And all of this happened BEFORE the brief Starday-King merger in the early ‘70s (which resulted in James Brown's visit). It’s also where Red Sovine recorded “Teddy Bear” in the mid ‘70s, the success of which enabled Moe Lytle to purchase the studio and--many years later--let it fall into disrepair.
It’s strange to me to see people calling for this studio to be restored now, much as it was strange for me to see five or so years ago. I believe Moe finally did sell the studio to someone he hoped would demolish it. And it’s nice that the new owners want to incorporate some of the Starday history into their new apartment complex. But this site was never intended to be a tourist attraction and it wouldn’t succeed as one now. Music tourism sites like Twitty City, the House of Cash, and others have all struggled if they are not part of the immediate downtown Nashville area. Even George Jones, the most famous artist on Starday (but who did not record at this studio), had his downtown museum (which included a large Starday section) permanently closed last year.
And even if the new building never becomes a tourist site, I’ve read that some think it should be restored as a studio. Yet this studio was far too dilapidated (even five years ago) to be restored as a recording site–not to mention the already large number of struggling studios in Nashville.

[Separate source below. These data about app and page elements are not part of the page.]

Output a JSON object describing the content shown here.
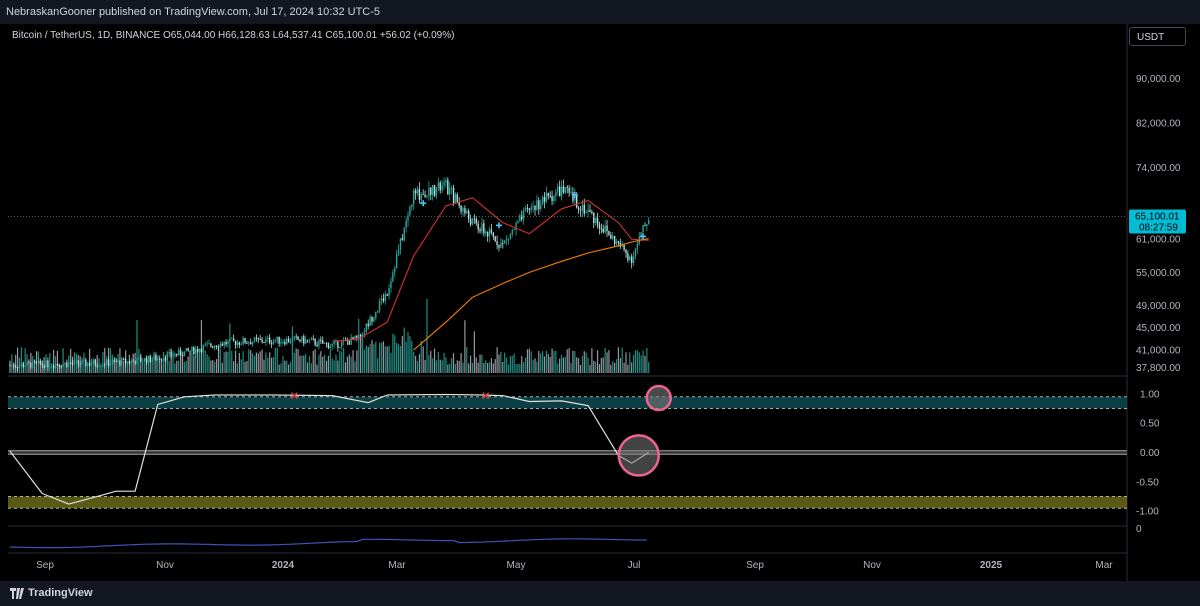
{
  "publisher_line": "NebraskanGooner published on TradingView.com, Jul 17, 2024 10:32 UTC-5",
  "symbol": {
    "name": "Bitcoin / TetherUS, 1D, BINANCE",
    "o_label": "O",
    "o": "65,044.00",
    "h_label": "H",
    "h": "66,128.63",
    "l_label": "L",
    "l": "64,537.41",
    "c_label": "C",
    "c": "65,100.01",
    "change": "+56.02 (+0.09%)"
  },
  "currency_button": "USDT",
  "last_price": {
    "price": "65,100.01",
    "countdown": "08:27:59"
  },
  "brand": "TradingView",
  "colors": {
    "up": "#26a69a",
    "candle_light": "#b2dfdb",
    "volume": "#b0b3bb",
    "ma_fast": "#d32f2f",
    "ma_slow": "#f57c00",
    "oscillator": "#e0e0e0",
    "upper_zone": "#0e4a4f",
    "lower_zone": "#6b6a18",
    "mid_zone": "#3a3a3a",
    "lower_line": "#3f51b5",
    "highlight": "#f06292",
    "marker": "#e53935",
    "price_tag": "#00bcd4"
  },
  "chart_data": {
    "type": "candlestick",
    "x_labels": [
      "Sep",
      "Nov",
      "2024",
      "Mar",
      "May",
      "Jul",
      "Sep",
      "Nov",
      "2025",
      "Mar"
    ],
    "x_label_bold": [
      "2024",
      "2025"
    ],
    "price_axis": {
      "ticks": [
        "90,000.00",
        "82,000.00",
        "74,000.00",
        "65,100.01",
        "61,000.00",
        "55,000.00",
        "49,000.00",
        "45,000.00",
        "41,000.00",
        "37,800.00"
      ],
      "ylim": [
        37000,
        97000
      ]
    },
    "price_series": {
      "x": [
        "2023-08-15",
        "2023-09-01",
        "2023-09-15",
        "2023-10-01",
        "2023-10-15",
        "2023-11-01",
        "2023-11-15",
        "2023-12-01",
        "2023-12-15",
        "2024-01-01",
        "2024-01-15",
        "2024-02-01",
        "2024-02-15",
        "2024-03-01",
        "2024-03-15",
        "2024-04-01",
        "2024-04-15",
        "2024-05-01",
        "2024-05-15",
        "2024-06-01",
        "2024-06-15",
        "2024-07-01",
        "2024-07-08",
        "2024-07-17"
      ],
      "close": [
        38200,
        38400,
        38500,
        38600,
        38800,
        39500,
        40500,
        42000,
        42500,
        42700,
        42800,
        41800,
        43000,
        51500,
        69000,
        70500,
        64000,
        60000,
        66500,
        70000,
        66000,
        60000,
        57500,
        65100
      ],
      "ma_fast": [
        null,
        null,
        null,
        null,
        null,
        null,
        null,
        null,
        null,
        null,
        null,
        42500,
        43000,
        46000,
        58000,
        67000,
        68500,
        64000,
        62000,
        66500,
        68000,
        64000,
        61000,
        60800
      ],
      "ma_slow": [
        null,
        null,
        null,
        null,
        null,
        null,
        null,
        null,
        null,
        null,
        null,
        null,
        null,
        null,
        41000,
        46000,
        50500,
        53000,
        55000,
        57000,
        58500,
        59800,
        60500,
        61100
      ]
    },
    "oscillator": {
      "axis_ticks": [
        "1.00",
        "0.50",
        "0.00",
        "-0.50",
        "-1.00"
      ],
      "ylim": [
        -1.1,
        1.1
      ],
      "zones": {
        "upper": [
          0.75,
          0.95
        ],
        "middle": [
          -0.03,
          0.03
        ],
        "lower": [
          -0.95,
          -0.75
        ]
      },
      "x": [
        "2023-08-15",
        "2023-09-01",
        "2023-09-15",
        "2023-10-01",
        "2023-10-10",
        "2023-10-20",
        "2023-11-01",
        "2023-11-15",
        "2023-12-01",
        "2024-01-01",
        "2024-02-01",
        "2024-02-20",
        "2024-03-01",
        "2024-04-01",
        "2024-04-20",
        "2024-05-01",
        "2024-05-15",
        "2024-06-01",
        "2024-06-15",
        "2024-07-01",
        "2024-07-08",
        "2024-07-17"
      ],
      "values": [
        0.02,
        -0.7,
        -0.88,
        -0.74,
        -0.66,
        -0.66,
        0.82,
        0.95,
        0.98,
        0.98,
        0.97,
        0.85,
        0.98,
        0.99,
        0.98,
        0.97,
        0.87,
        0.88,
        0.8,
        -0.05,
        -0.18,
        0.0
      ],
      "markers": [
        "2024-01-12",
        "2024-04-22"
      ]
    },
    "lower_pane_tick": "0"
  }
}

I have made this argument elsewhere before, but if people really want to remember and celebrate Starday, then I suggest celebrating and supporting the artists who made records pressed by Starday and who are still with us (and in several cases, still performing)–Margie Singleton, Little Roy Lewis, Judy Lee, Jesse McReynolds, Darnell Miller, June Stearns, Bill Clifton, Willie Nelson, Ann Raye, Larry Sparks, Donna and Roni Stoneman, Dall Raney, Mayf Nutter, Karen Wheeler, Darrell McCall, to name just a few. Go to record stores and dig for Starday records (there are still lots of recordings to be discovered). And keep singing/performing the Starday songs you love so much and keeping the music in circulation (even if the catalog is long overdue for reissue). And keep recounting your favorite Starday stories to your friends.
Below: Photos from the Nashville Musical History Tour Facebook post about the studio...